I feel sad because I already know how much I will miss the people I love, the place I have come to call home, and the comfortable routine I have established.  I will miss the ease of contacting my friends and family, and the familiarity of American culture. Most of all, I will miss the person I am now in this time and place because I know I will never be the same again. That said, I plan to hold on to the overwhelming happiness and peace that I have cultivated over this past year, and use it as a foundation to my growth while in France.

(For those of you who think that I shouldn’t be sad, you’re right! I shouldn’t be bummed out with this amazing opportunity at my fingertips… and just so you know, I truly am getting excited to travel to France to study WINE!!!!  However, please understand that the sadness is just one facet of my emotions right now. Additionally, I would like to acknowledge the fact that it is only three and a half months away from home and I know everything that I will be leaving behind will still be here when I get back! Thank goodness!) 

At this point in the pre-departure stage, I am most focused on getting all of my ducks in a row. That entails everything from traveling down to San Francisco to obtain my long-stay Visa, to inquiring about who my host family is and where they live in relation to the town center. A few other small things that I am working on is finding a debit or credit card that I can use while abroad that does not incur a foreign transaction fee, making sure that I have European adaptors, and that I have the appropriate clothes.

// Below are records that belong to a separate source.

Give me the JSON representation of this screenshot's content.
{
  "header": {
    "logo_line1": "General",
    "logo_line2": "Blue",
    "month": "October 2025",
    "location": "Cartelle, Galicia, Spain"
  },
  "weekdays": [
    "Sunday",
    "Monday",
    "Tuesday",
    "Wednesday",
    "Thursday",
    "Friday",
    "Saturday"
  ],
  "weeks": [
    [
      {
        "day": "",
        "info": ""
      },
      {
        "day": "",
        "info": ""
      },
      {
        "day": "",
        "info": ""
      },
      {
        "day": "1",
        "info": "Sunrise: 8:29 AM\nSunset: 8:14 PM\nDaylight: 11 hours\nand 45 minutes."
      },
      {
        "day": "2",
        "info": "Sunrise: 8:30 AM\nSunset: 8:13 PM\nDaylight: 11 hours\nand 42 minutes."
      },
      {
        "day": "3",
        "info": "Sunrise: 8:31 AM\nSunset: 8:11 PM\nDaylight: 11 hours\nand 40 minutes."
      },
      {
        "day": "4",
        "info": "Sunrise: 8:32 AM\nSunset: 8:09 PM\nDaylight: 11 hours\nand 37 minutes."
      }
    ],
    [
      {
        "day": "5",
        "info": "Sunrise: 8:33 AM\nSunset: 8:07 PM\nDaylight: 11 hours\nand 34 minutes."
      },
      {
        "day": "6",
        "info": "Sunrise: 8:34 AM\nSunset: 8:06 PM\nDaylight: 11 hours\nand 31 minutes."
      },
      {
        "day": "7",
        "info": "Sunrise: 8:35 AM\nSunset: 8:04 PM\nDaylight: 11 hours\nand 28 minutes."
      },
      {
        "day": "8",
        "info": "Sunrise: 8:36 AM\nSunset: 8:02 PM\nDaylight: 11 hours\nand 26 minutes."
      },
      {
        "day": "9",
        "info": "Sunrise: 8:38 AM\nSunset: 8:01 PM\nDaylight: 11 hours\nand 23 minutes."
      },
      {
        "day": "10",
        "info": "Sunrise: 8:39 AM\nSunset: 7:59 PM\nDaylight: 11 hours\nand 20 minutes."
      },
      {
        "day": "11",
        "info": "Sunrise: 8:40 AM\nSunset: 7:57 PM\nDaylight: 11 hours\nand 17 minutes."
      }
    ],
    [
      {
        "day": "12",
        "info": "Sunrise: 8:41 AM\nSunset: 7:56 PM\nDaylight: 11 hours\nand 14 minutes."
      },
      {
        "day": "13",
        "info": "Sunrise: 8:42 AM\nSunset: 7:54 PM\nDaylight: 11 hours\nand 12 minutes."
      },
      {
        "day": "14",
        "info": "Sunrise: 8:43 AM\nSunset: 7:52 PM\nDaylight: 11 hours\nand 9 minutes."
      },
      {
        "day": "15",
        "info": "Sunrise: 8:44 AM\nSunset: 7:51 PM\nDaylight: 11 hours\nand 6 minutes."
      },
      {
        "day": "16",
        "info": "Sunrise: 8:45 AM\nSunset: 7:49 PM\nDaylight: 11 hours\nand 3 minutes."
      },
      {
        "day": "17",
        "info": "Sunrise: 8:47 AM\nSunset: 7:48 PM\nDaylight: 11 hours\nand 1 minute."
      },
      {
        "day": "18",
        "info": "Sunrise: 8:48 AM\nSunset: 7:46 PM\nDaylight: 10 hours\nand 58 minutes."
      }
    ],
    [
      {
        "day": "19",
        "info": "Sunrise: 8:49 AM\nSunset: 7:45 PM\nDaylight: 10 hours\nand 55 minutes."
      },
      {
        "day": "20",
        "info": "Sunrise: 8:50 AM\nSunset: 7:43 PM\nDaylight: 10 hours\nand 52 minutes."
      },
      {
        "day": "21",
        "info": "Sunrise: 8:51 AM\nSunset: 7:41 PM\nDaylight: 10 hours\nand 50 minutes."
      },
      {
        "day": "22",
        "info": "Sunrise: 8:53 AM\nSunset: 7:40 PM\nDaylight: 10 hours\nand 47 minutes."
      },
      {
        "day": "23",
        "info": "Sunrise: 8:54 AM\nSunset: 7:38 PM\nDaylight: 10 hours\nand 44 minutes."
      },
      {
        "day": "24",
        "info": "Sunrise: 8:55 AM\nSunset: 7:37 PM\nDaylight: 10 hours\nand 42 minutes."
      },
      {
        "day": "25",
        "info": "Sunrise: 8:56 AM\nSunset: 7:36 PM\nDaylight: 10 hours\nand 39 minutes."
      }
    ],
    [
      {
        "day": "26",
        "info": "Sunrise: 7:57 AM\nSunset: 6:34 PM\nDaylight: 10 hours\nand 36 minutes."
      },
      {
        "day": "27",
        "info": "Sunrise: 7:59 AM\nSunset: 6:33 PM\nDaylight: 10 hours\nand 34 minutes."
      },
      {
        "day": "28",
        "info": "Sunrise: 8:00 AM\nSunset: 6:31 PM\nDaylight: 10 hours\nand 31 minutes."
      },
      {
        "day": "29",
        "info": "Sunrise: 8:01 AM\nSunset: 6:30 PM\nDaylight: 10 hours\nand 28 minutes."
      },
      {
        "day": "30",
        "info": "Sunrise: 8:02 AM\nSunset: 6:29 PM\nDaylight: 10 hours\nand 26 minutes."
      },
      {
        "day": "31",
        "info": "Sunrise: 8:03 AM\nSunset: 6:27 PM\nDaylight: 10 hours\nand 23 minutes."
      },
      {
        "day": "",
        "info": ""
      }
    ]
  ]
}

I am not sure if she will ever read this, but I would just like to give a shout out to the Linfield student traveling with me to IAU this fall… She has been so helpful in reminding me to do things, making suggestions on what to bring, and most of all, she has been so kind in making an effort to get me excited for this trip! I look forward to traveling with you, and am already grateful for your familiar face! Thank you!!!

That’s all for now, and hopefully the next time I write will be from a small, quaint cafe in the town center of Aix!

Take care,

-Cassidy